All lines in the records below that hold "title" are to be shown.

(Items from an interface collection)
↓↓↓

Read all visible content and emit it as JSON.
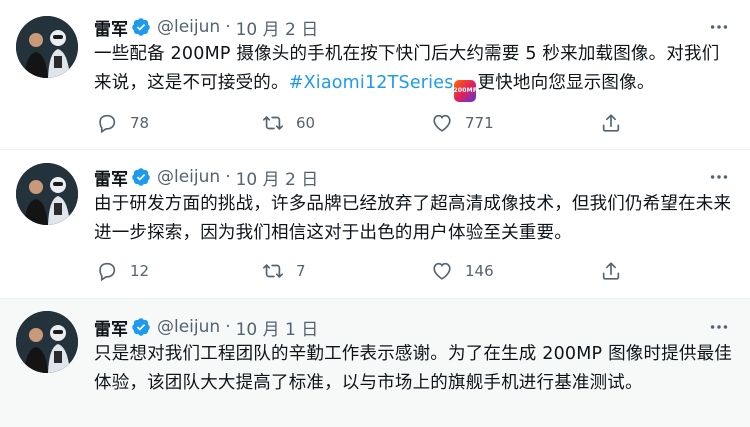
{
  "tweets": [
    {
      "author": "雷军",
      "handle": "@leijun",
      "separator": "·",
      "date": "10 月 2 日",
      "text_before": "一些配备 200MP 摄像头的手机在按下快门后大约需要 5 秒来加载图像。对我们来说，这是不可接受的。",
      "hashtag": "#Xiaomi12TSeries",
      "emoji": "200MP",
      "text_after": "更快地向您显示图像。",
      "replies": "78",
      "retweets": "60",
      "likes": "771"
    },
    {
      "author": "雷军",
      "handle": "@leijun",
      "separator": "·",
      "date": "10 月 2 日",
      "text": "由于研发方面的挑战，许多品牌已经放弃了超高清成像技术，但我们仍希望在未来进一步探索，因为我们相信这对于出色的用户体验至关重要。",
      "replies": "12",
      "retweets": "7",
      "likes": "146"
    },
    {
      "author": "雷军",
      "handle": "@leijun",
      "separator": "·",
      "date": "10 月 1 日",
      "text": "只是想对我们工程团队的辛勤工作表示感谢。为了在生成 200MP 图像时提供最佳体验，该团队大大提高了标准，以与市场上的旗舰手机进行基准测试。"
    }
  ],
  "colors": {
    "accent": "#1d9bf0",
    "secondary_text": "#536471",
    "primary_text": "#0f1419",
    "highlight_bg": "#f7f9f9"
  },
  "icons": {
    "verified": "verified-badge-icon",
    "more": "more-options-icon",
    "reply": "reply-icon",
    "retweet": "retweet-icon",
    "like": "like-icon",
    "share": "share-icon"
  }
}
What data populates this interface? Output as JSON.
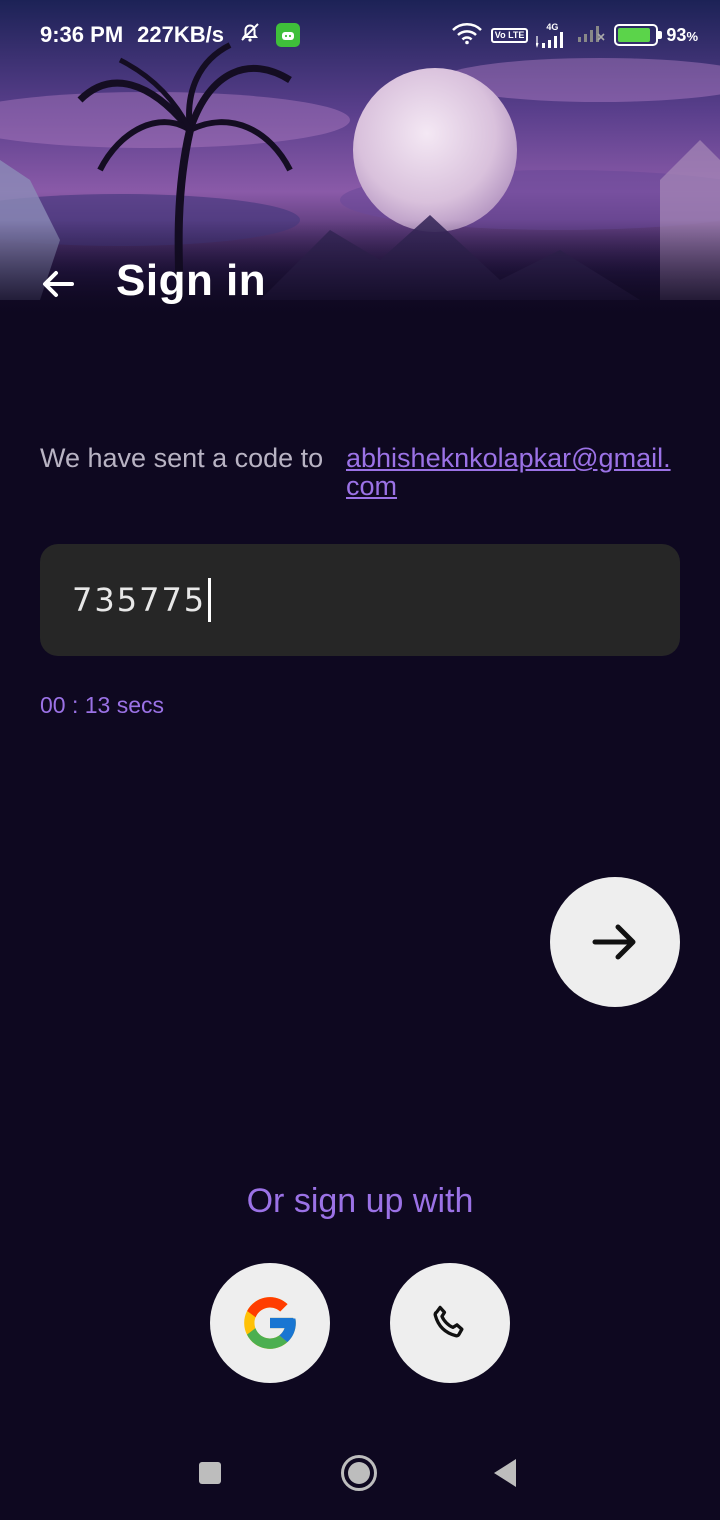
{
  "status_bar": {
    "time": "9:36 PM",
    "speed": "227KB/s",
    "network": "4G",
    "volte": "Vo LTE",
    "battery": "93",
    "battery_unit": "%"
  },
  "header": {
    "title": "Sign in"
  },
  "message": {
    "prefix": "We have sent a code to",
    "email": "abhisheknkolapkar@gmail.com"
  },
  "code_input": {
    "value": "735775"
  },
  "timer": {
    "text": "00 : 13 secs"
  },
  "alternatives": {
    "label": "Or sign up with"
  },
  "colors": {
    "background": "#0e0820",
    "accent": "#9b72e6",
    "input_bg": "#262626",
    "button_bg": "#eeeeee"
  }
}
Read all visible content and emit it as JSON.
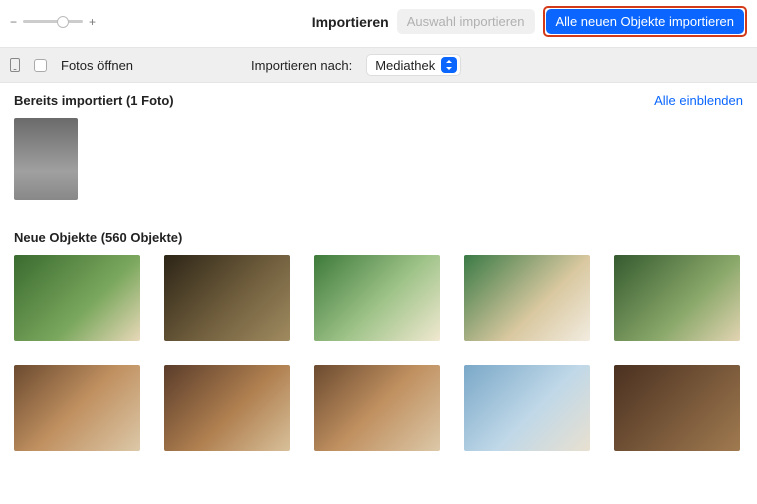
{
  "toolbar": {
    "zoom_minus": "−",
    "zoom_plus": "+",
    "title": "Importieren",
    "import_selection": "Auswahl importieren",
    "import_all_new": "Alle neuen Objekte importieren"
  },
  "options": {
    "open_photos_label": "Fotos öffnen",
    "import_to_label": "Importieren nach:",
    "import_to_value": "Mediathek"
  },
  "sections": {
    "already": {
      "heading": "Bereits importiert (1 Foto)",
      "show_all": "Alle einblenden"
    },
    "new": {
      "heading": "Neue Objekte (560 Objekte)"
    }
  }
}
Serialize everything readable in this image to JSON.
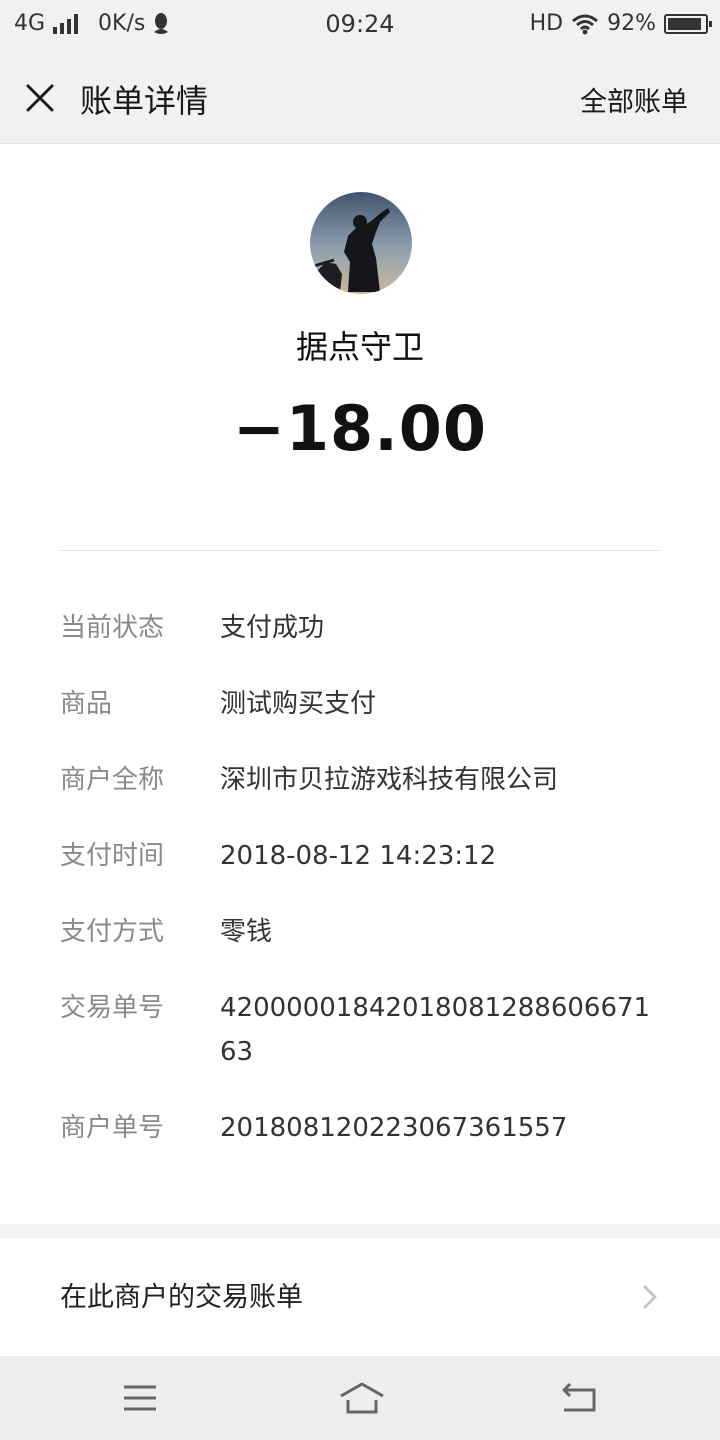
{
  "status_bar": {
    "network": "4G",
    "speed": "0K/s",
    "time": "09:24",
    "hd": "HD",
    "battery_text": "92%",
    "battery_level": 0.92
  },
  "nav": {
    "title": "账单详情",
    "right_link": "全部账单"
  },
  "merchant": {
    "name": "据点守卫",
    "amount": "−18.00"
  },
  "details": [
    {
      "label": "当前状态",
      "value": "支付成功"
    },
    {
      "label": "商品",
      "value": "测试购买支付"
    },
    {
      "label": "商户全称",
      "value": "深圳市贝拉游戏科技有限公司"
    },
    {
      "label": "支付时间",
      "value": "2018-08-12 14:23:12"
    },
    {
      "label": "支付方式",
      "value": "零钱"
    },
    {
      "label": "交易单号",
      "value": "420000018420180812886066716​3"
    },
    {
      "label": "商户单号",
      "value": "201808120223067361557"
    }
  ],
  "merchant_link": {
    "label": "在此商户的交易账单"
  },
  "colors": {
    "bar_bg": "#f1f1f1",
    "label_gray": "#8a8a8a",
    "text_dark": "#1a1a1a"
  }
}
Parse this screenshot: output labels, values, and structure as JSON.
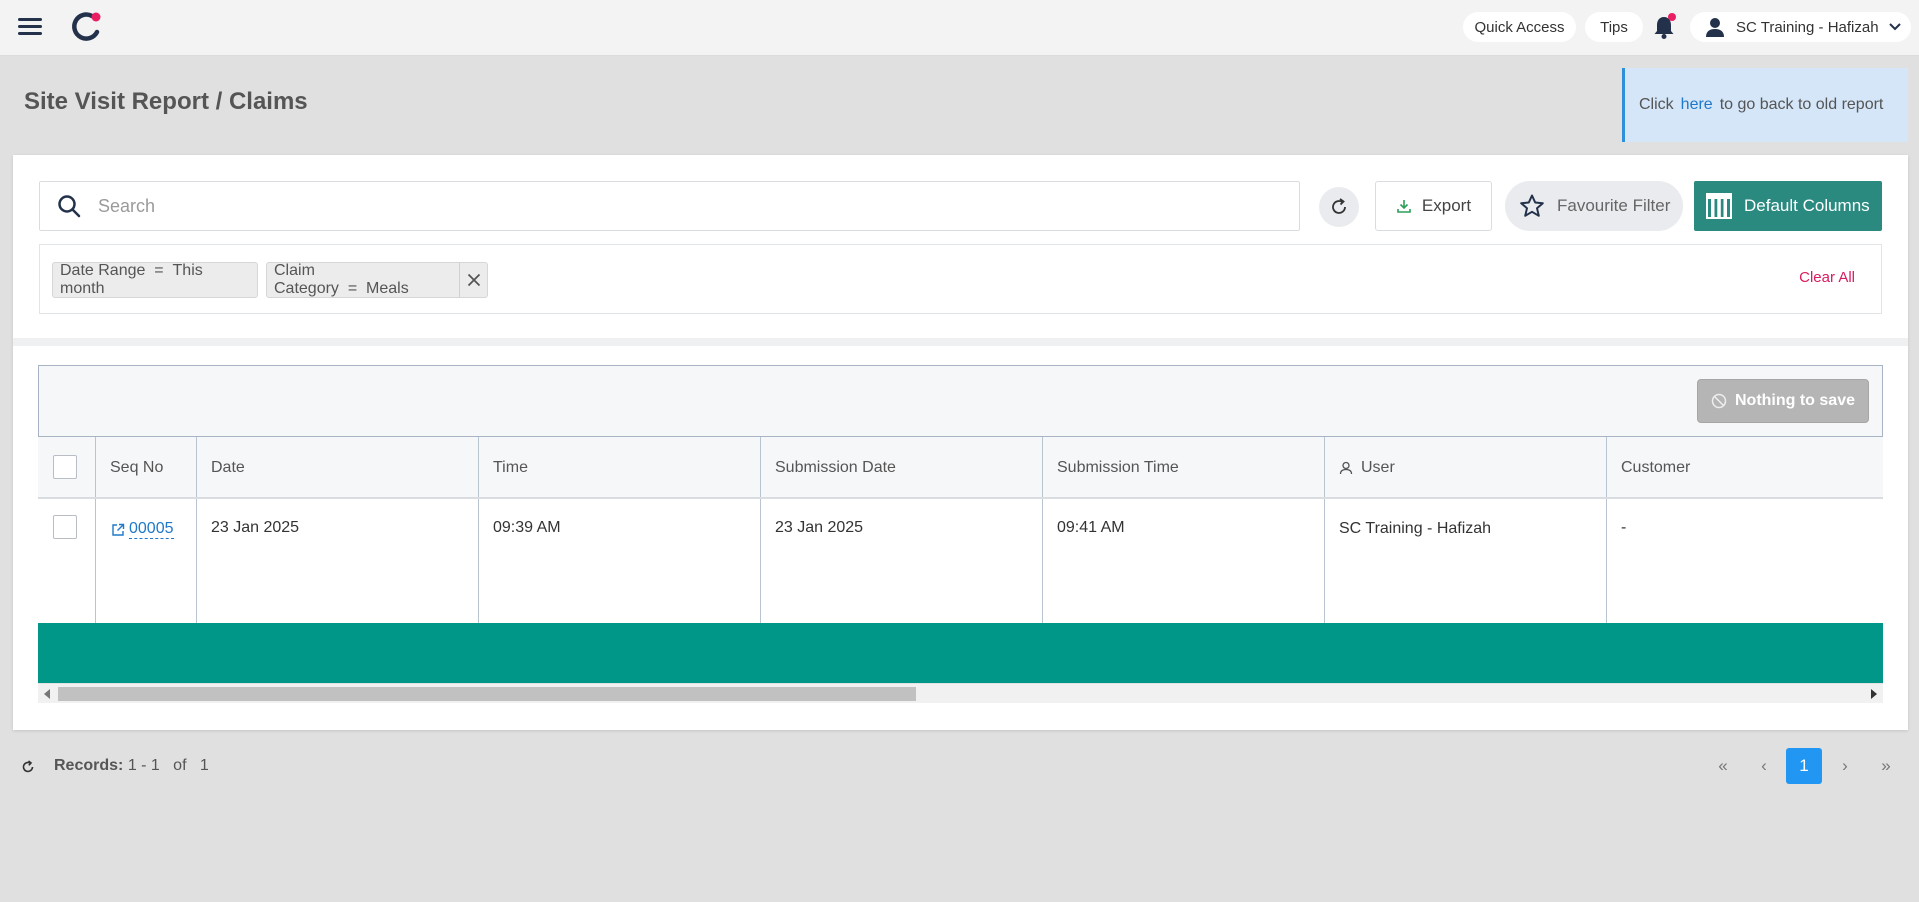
{
  "topbar": {
    "quick_access": "Quick Access",
    "tips": "Tips",
    "user_name": "SC Training - Hafizah",
    "logo_color": "#23314a",
    "logo_dot_color": "#e91e63"
  },
  "page": {
    "title": "Site Visit Report / Claims"
  },
  "notice": {
    "prefix": "Click",
    "link": "here",
    "suffix": "to go back to old report"
  },
  "toolbar": {
    "search_placeholder": "Search",
    "search_value": "",
    "export_label": "Export",
    "favourite_label": "Favourite Filter",
    "columns_label": "Default Columns"
  },
  "filters": {
    "chips": [
      {
        "field": "Date Range",
        "op": "=",
        "value": "This month"
      },
      {
        "field": "Claim Category",
        "op": "=",
        "value": "Meals"
      }
    ],
    "clear_all": "Clear All"
  },
  "grid": {
    "save_label": "Nothing to save",
    "columns": [
      "Seq No",
      "Date",
      "Time",
      "Submission Date",
      "Submission Time",
      "User",
      "Customer"
    ],
    "rows": [
      {
        "seq_no": "00005",
        "date": "23 Jan 2025",
        "time": "09:39 AM",
        "submission_date": "23 Jan 2025",
        "submission_time": "09:41 AM",
        "user": "SC Training - Hafizah",
        "customer": "-"
      }
    ]
  },
  "pagination": {
    "records_label": "Records:",
    "range": "1 - 1",
    "of_label": "of",
    "total": "1",
    "current_page": "1",
    "first": "«",
    "prev": "‹",
    "next": "›",
    "last": "»"
  },
  "colors": {
    "accent_teal": "#2a8a80",
    "bar_teal": "#009688",
    "page_active": "#2196f3",
    "clear_all": "#d81b60",
    "link": "#1f78c8"
  }
}
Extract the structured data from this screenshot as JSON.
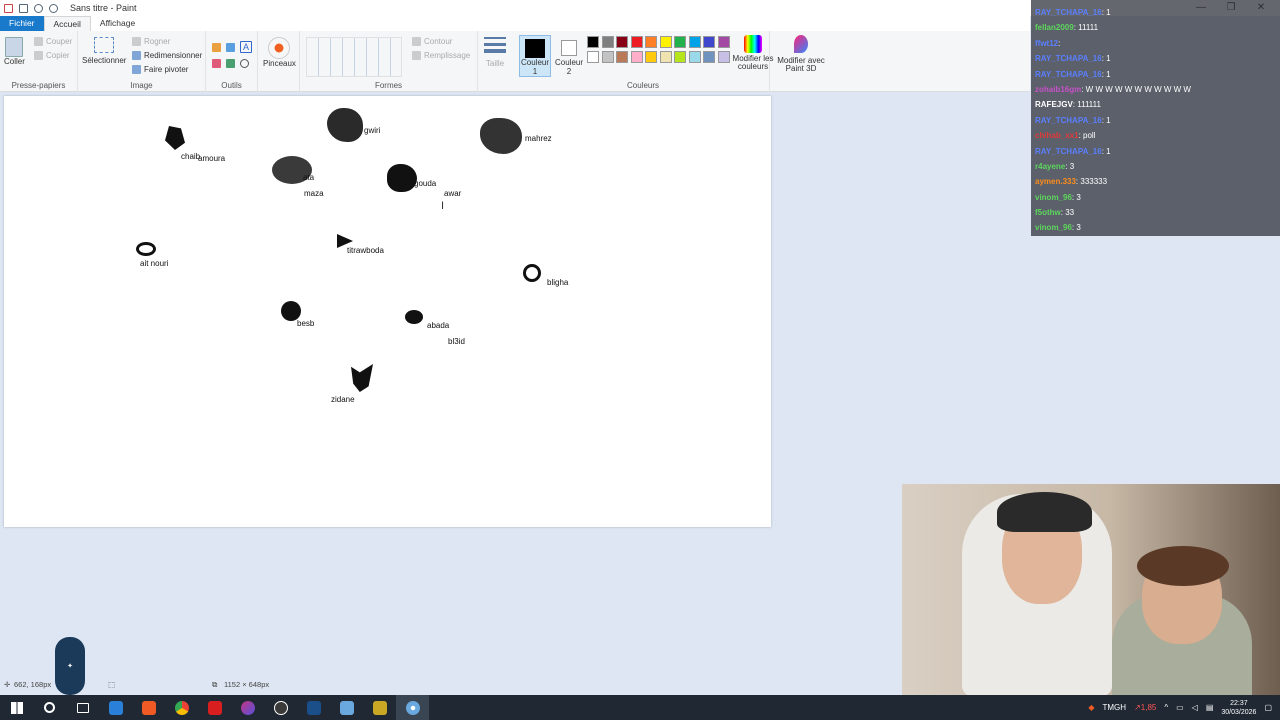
{
  "window": {
    "title": "Sans titre - Paint",
    "minimize": "—",
    "maximize": "❐",
    "close": "✕"
  },
  "tabs": [
    "Fichier",
    "Accueil",
    "Affichage"
  ],
  "ribbon": {
    "clipboard": {
      "paste": "Coller",
      "cut": "Couper",
      "copy": "Copier",
      "label": "Presse-papiers"
    },
    "image": {
      "select": "Sélectionner",
      "crop": "Rogner",
      "resize": "Redimensionner",
      "rotate": "Faire pivoter",
      "label": "Image"
    },
    "tools": {
      "label": "Outils"
    },
    "brushes": {
      "label": "Pinceaux"
    },
    "shapes": {
      "outline": "Contour",
      "fill": "Remplissage",
      "label": "Formes"
    },
    "size": {
      "label": "Taille"
    },
    "colors": {
      "color1": "Couleur 1",
      "color2": "Couleur 2",
      "edit": "Modifier les couleurs",
      "paint3d": "Modifier avec Paint 3D",
      "label": "Couleurs",
      "palette_row1": [
        "#000000",
        "#7f7f7f",
        "#880015",
        "#ed1c24",
        "#ff7f27",
        "#fff200",
        "#22b14c",
        "#00a2e8",
        "#3f48cc",
        "#a349a4"
      ],
      "palette_row2": [
        "#ffffff",
        "#c3c3c3",
        "#b97a57",
        "#ffaec9",
        "#ffc90e",
        "#efe4b0",
        "#b5e61d",
        "#99d9ea",
        "#7092be",
        "#c8bfe7"
      ]
    }
  },
  "canvas_labels": [
    "chaib",
    "amoura",
    "gwiri",
    "mahrez",
    "ata",
    "maza",
    "gouda",
    "awar",
    "ait nouri",
    "titrawboda",
    "bligha",
    "besb",
    "abada",
    "bl3id",
    "zidane"
  ],
  "chat": [
    {
      "user": "RAY_TCHAPA_16",
      "msg": ": 1",
      "color": "#5b7fff"
    },
    {
      "user": "fellan2009",
      "msg": ": 11111",
      "color": "#5cd65c"
    },
    {
      "user": "ffwt12",
      "msg": ": ",
      "color": "#5b7fff"
    },
    {
      "user": "RAY_TCHAPA_16",
      "msg": ": 1",
      "color": "#5b7fff"
    },
    {
      "user": "RAY_TCHAPA_16",
      "msg": ": 1",
      "color": "#5b7fff"
    },
    {
      "user": "zohaib16gm",
      "msg": ": W W W W W W W W W W W",
      "color": "#c850c8"
    },
    {
      "user": "RAFEJGV",
      "msg": ": 111111",
      "color": "#ffffff"
    },
    {
      "user": "RAY_TCHAPA_16",
      "msg": ": 1",
      "color": "#5b7fff"
    },
    {
      "user": "chihab_xx1",
      "msg": ": poll",
      "color": "#e03a3a"
    },
    {
      "user": "RAY_TCHAPA_16",
      "msg": ": 1",
      "color": "#5b7fff"
    },
    {
      "user": "r4ayene",
      "msg": ": 3",
      "color": "#5cd65c"
    },
    {
      "user": "aymen.333",
      "msg": ": 333333",
      "color": "#ff8c1a"
    },
    {
      "user": "vinom_96",
      "msg": ": 3",
      "color": "#5cd65c"
    },
    {
      "user": "f5othw",
      "msg": ": 33",
      "color": "#5cd65c"
    },
    {
      "user": "vinom_96",
      "msg": ": 3",
      "color": "#5cd65c"
    }
  ],
  "status": {
    "cursor_pos": "662, 168px",
    "canvas_size": "1152 × 648px"
  },
  "taskbar": {
    "tray_app": "TMGH",
    "tray_value": "↗1,85",
    "time": "22:37",
    "date": "30/03/2026"
  }
}
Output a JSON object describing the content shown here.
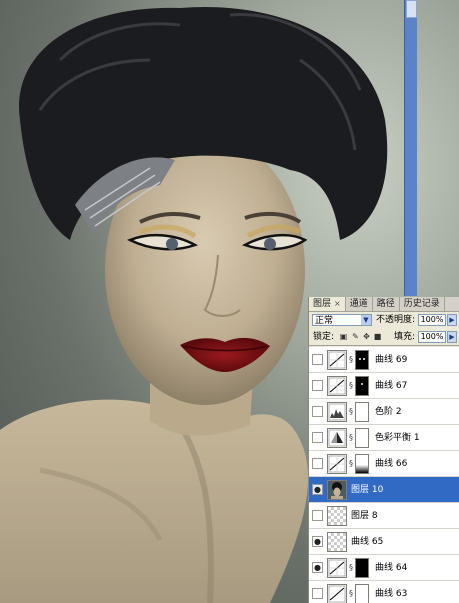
{
  "panel": {
    "tabs": [
      {
        "label": "图层",
        "close": "×"
      },
      {
        "label": "通道"
      },
      {
        "label": "路径"
      },
      {
        "label": "历史记录"
      }
    ],
    "blend_mode": "正常",
    "opacity_label": "不透明度:",
    "opacity_value": "100%",
    "lock_label": "锁定:",
    "fill_label": "填充:",
    "fill_value": "100%",
    "layers": [
      {
        "name": "曲线 69",
        "type": "curves",
        "mask": "black-dots",
        "selected": false,
        "visible": false
      },
      {
        "name": "曲线 67",
        "type": "curves",
        "mask": "black-dots",
        "selected": false,
        "visible": false
      },
      {
        "name": "色阶 2",
        "type": "levels",
        "mask": "white",
        "selected": false,
        "visible": false
      },
      {
        "name": "色彩平衡 1",
        "type": "color-balance",
        "mask": "white",
        "selected": false,
        "visible": false
      },
      {
        "name": "曲线 66",
        "type": "curves",
        "mask": "white-gradient",
        "selected": false,
        "visible": false
      },
      {
        "name": "图层 10",
        "type": "photo",
        "mask": "",
        "selected": true,
        "visible": true
      },
      {
        "name": "图层 8",
        "type": "transparent",
        "mask": "",
        "selected": false,
        "visible": false
      },
      {
        "name": "曲线 65",
        "type": "transparent",
        "mask": "",
        "selected": false,
        "visible": true
      },
      {
        "name": "曲线 64",
        "type": "curves",
        "mask": "black",
        "selected": false,
        "visible": true
      },
      {
        "name": "曲线 63",
        "type": "curves",
        "mask": "white",
        "selected": false,
        "visible": false
      }
    ]
  },
  "colors": {
    "selection": "#316ac5",
    "panel_bg": "#ece9d8",
    "lips": "#7a0f14"
  }
}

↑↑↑

▶ _SOLUTION FOR THIS TASK_
    "title": "Sign in"
    "title": "Importieren",
    "title": "账单详情",
    "title": "Site Visit Report / Claims"
    "title": "Sans titre - Paint",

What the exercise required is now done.